The US Justice Department has announced that the FBI has disrupted the Cyclops Blink botnet, which they say was under the control of the Sandworm group – a threat actor that has been previously attributed to the Main Intelligence Directorate of the General Staff of the Armed Forces of the Russian Federation (the GRU).
“The operation copied and removed malware from vulnerable internet-connected firewall devices that Sandworm used for command and control (C2) of the underlying botnet.
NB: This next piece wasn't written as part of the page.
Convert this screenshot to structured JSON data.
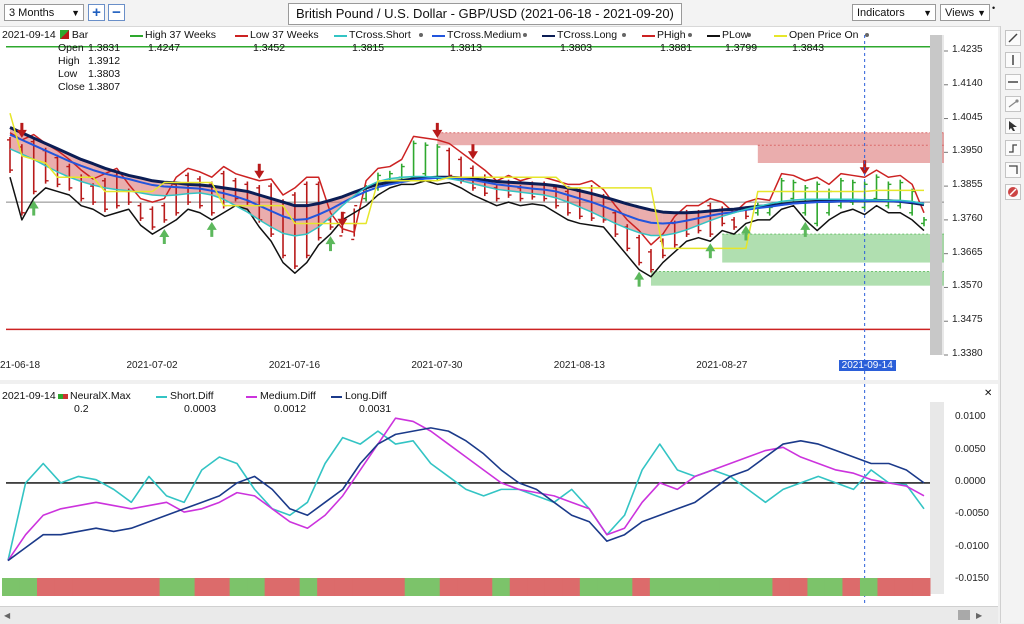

Although the operation did not involve access to the Sandworm malware on the thousands of underlying victim devices worldwide, referred to as ‘bots,’ the disabling of the C2 mechanism severed those bots from the Sandworm C2 devices’ control,” the US DOJ stated.
What happened and what should affected device owners do?
Details about Cyclops Blink were shared in late Fabruary by the US Cybersecurity and Infrastructure Security Agency (CISA) and the UK National Cyber Security Centre (NCSC).
The malware targeted networking devices (firewalls and routers) by WatchGuard and ASUS.
“These network devices are often located on the perimeter of a victim’s computer network, thereby providing Sandworm with the potential ability to conduct malicious activities against all computers within those networks,” the DOJ stated. But, according to Attorney General Merrick B. Garland, they were able to disable the GRU’s control over those devices before the botnet could be weaponized.
The two agencies consider the malware to be a replacement for the VPNFilter malware, previously used by the Sandworm group to rope various network devices into a botnet.
Unfortunately, the Cyclops Blink malware can’t be flushed from infected devices by simply rebooting the device, so owners of WatchGuard and ASUS devices are advised to check whether they have been compromised and, if they have, to perform a set of actions to clean up the device and prevent a Cyclops Blink infection at a later date.
WatchGuard’s guidance on what to do can be found here, and ASUS’s here.
The FBI accessed the domestic C2 devices to copy and remove the malware, but provided notice to the owners of their action (as required by the court). They have also closed the external management ports that Sandworm was using to access those C2 devices – “a change that the owner of an affected device can reverse through a device restart.”
“The operation announced today leveraged direct communications with the Sandworm malware on the identified C2 devices and, other than collecting the underlying C2 devices’ serial numbers through an automated script and copying the C2 malware, it did not search for or collect other information from the relevant victim networks. Further, the operation did not involve any FBI communications with bot devices,” the DOJ stated.
“Since prior to the Feb. 23 advisory, the FBI has been attempting to provide notice to owners of infected WatchGuard devices in the United States and, through foreign law enforcement partners, abroad. For those domestic victims whose contact information was not publicly available, the FBI has contacted providers (such as a victim’s internet service provider) and has asked those providers to provide notice to the victims.”